Let’s bear in mind that at the moment, the MPs representing this GRC include:
– Communications and Information minister Yaacob Ibrahim, who is currently rather unpopular with folks online. Two years ago, he told the BBC that the MDA regulations are crafted in “the interest of ordinary Singaporeans”, to enable them to “read the right thing” when they log on, and also headed a botched attempt to get the Singapore arts community to “self-regulate” their work;
– Transport minister Lui Tuck Yew, with his highly-troubled portfolio;
– Edwin Tong, lawyer for City Harvest Church’s Kong Hee and
– Denise Phua, who to be fair isn’t too bad in championing various social causes.
However, all things considered, they really didn’t do that badly in the 2011 election — out of the four constituencies they stood in, the WP performed the worst against the PAP here.
Then again, since most of it went to the new Jalan Besar GRC, chances are fairly high these folks are correspondingly headed there to contest — unless, of course, any of them choose to bow out. After all, it’s a four-man constituency too.
3) One of the two new GRCs, Marsiling-Yew Tee, likely was formed in part because of population increments in the North.
Recent years have seen new BTO developments in Yishun, leading to an explosion in the already-hefty voting population in Nee Soon GRC, led by Foreign Affairs and Law Minister K Shanmugam.
Some 53,000 of these voters were then handed over to the equally-strongly-held GRC Sembawang, led by Minister for National Development Khaw Boon Wan.
Since it’s already pretty big, though, it itself needs to hand over a substantial portion (more than 60,000) of its voters to the newly-formed Marsiling-Yew Tee.
Our guess is the PAP assesses its presence to be pretty strong and cemented in the Northern part of the island, and correspondingly, it should have no difficulty capturing the new GRC.
4) The creation of the new SMC, Bukit Batok, is another move in the PAP’s favour, and our guess is they probably feel their presence in the West region is strong enough to hold on to it.
We previously predicted that new SMCs may pop up in the West area in order to compensate our predicted loss of close-fought SMCs like Potong Pasir and Joo Chiat (we ended up being right about the latter).
Sure enough, Bukit Batok has been carved out from Jurong GRC, which now has to accommodate more voters taken in from West Coast GRC.
What happened there? West Coast was shrunk to a four-member constituency in order to meet Prime Minister Lee Hsien Loong’s requirements of having an average of fewer than five MPs per GRC.
The new four-member constituencies are:
– Chua Chu Kang (originally 5)
– East Coast (originally 5)
– Holland-Bukit Timah
– Jalan Besar (newly-formed)
– Marsiling-Yew Tee (newly-formed)
– West Coast (originally 5)
What we see here is a potentially-advantageous situation for the opposition to field candidates, since four quality folks are easier to find than five, no? The Western side of Singapore has mostly been quiet, though, and has pitched the ruling party into Parliament with pretty big margins — the largest came from Amy Khor in Hong Kah North.

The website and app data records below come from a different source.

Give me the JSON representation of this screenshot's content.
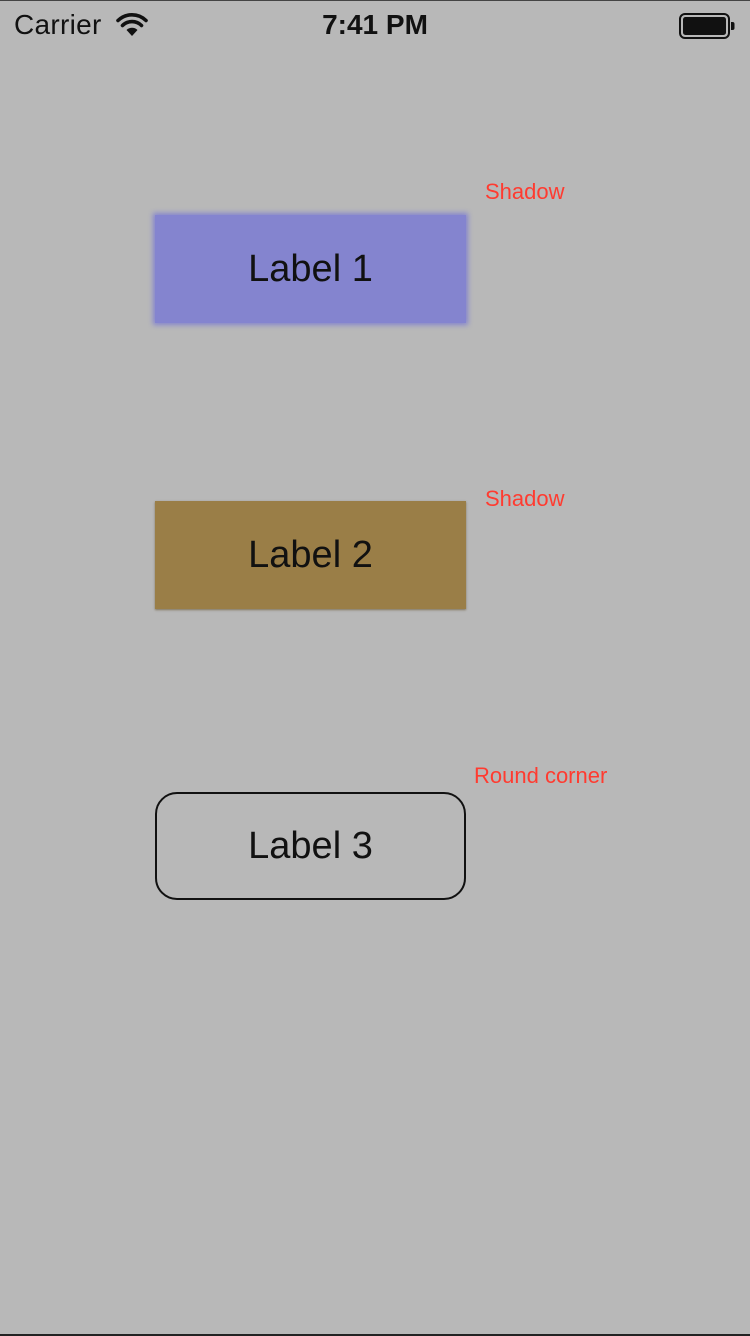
{
  "status_bar": {
    "carrier": "Carrier",
    "time": "7:41 PM",
    "wifi_icon": "wifi-icon",
    "battery_icon": "battery-full-icon",
    "battery_level": 1.0
  },
  "labels": [
    {
      "text": "Label 1",
      "annotation": "Shadow",
      "color": "#8484cf"
    },
    {
      "text": "Label 2",
      "annotation": "Shadow",
      "color": "#9a7e47"
    },
    {
      "text": "Label 3",
      "annotation": "Round corner",
      "color": "transparent"
    }
  ],
  "colors": {
    "background": "#b8b8b8",
    "annotation": "#ff3b30",
    "text": "#111111"
  }
}
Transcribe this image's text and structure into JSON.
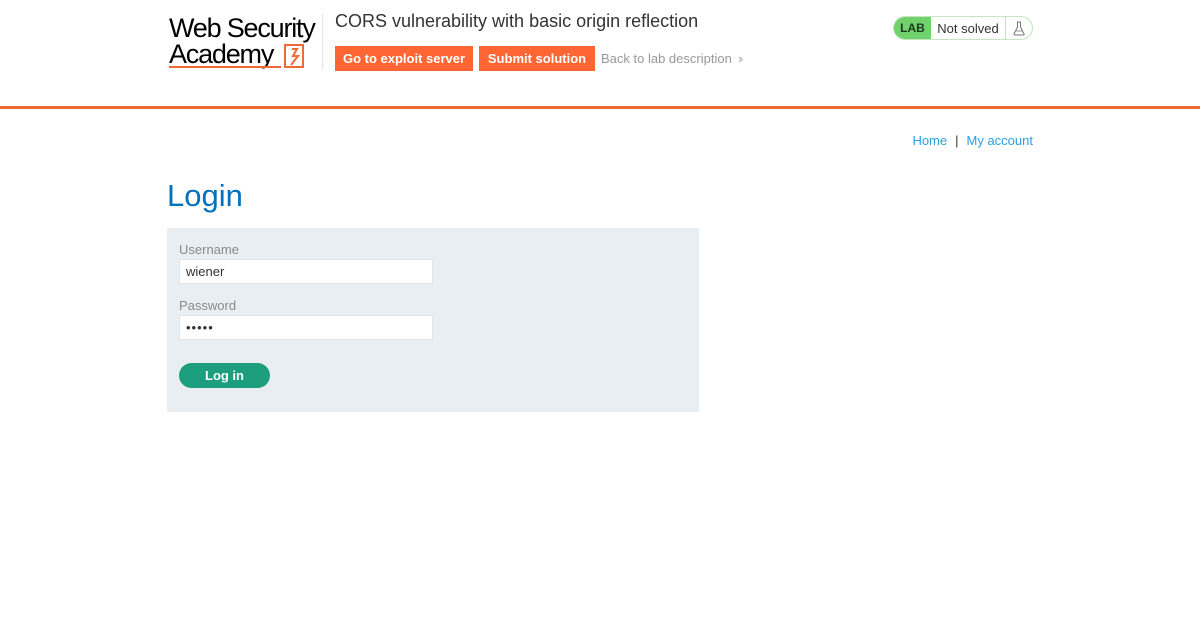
{
  "header": {
    "logo": {
      "line1": "Web Security",
      "line2": "Academy"
    },
    "lab_title": "CORS vulnerability with basic origin reflection",
    "exploit_button": "Go to exploit server",
    "submit_button": "Submit solution",
    "back_link": "Back to lab description",
    "back_link_icon": "double-chevron-right-icon",
    "status": {
      "badge": "LAB",
      "text": "Not solved",
      "icon": "flask-icon"
    },
    "colors": {
      "accent": "#ff6633",
      "status_green": "#70d16d"
    }
  },
  "nav": {
    "home": "Home",
    "separator": "|",
    "my_account": "My account"
  },
  "main": {
    "title": "Login",
    "form": {
      "username_label": "Username",
      "username_value": "wiener",
      "password_label": "Password",
      "password_value": "peter",
      "login_button": "Log in"
    },
    "colors": {
      "title": "#0071bc",
      "button": "#1c9e7f",
      "panel": "#e8eef1"
    }
  }
}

What makes residents in the West tick? It’s up to the opposition gunning for seats there to suss that out and capitalise on it.
5) The opposition-held constituencies — Punggol East, Aljunied and Hougang — remained untouched, is to us a message from the electoral divisions review committee that their assessments are generally fair, with little gerrymandering in favour of the PAP.
In line with this, we also speculated that a small constituency like Potong Pasir would disappear, as Sitoh Yih Pin is statistically (going by voter count) the slackest SMC MP.
But it didn’t, so we might see a Round Two Battle Royale between the Singapore People’s Party’s Lina Chiam, the wife of former Potong Pasir Opposition MP Chiam See Tong, and Sitoh.
Check out more of our election coverage here.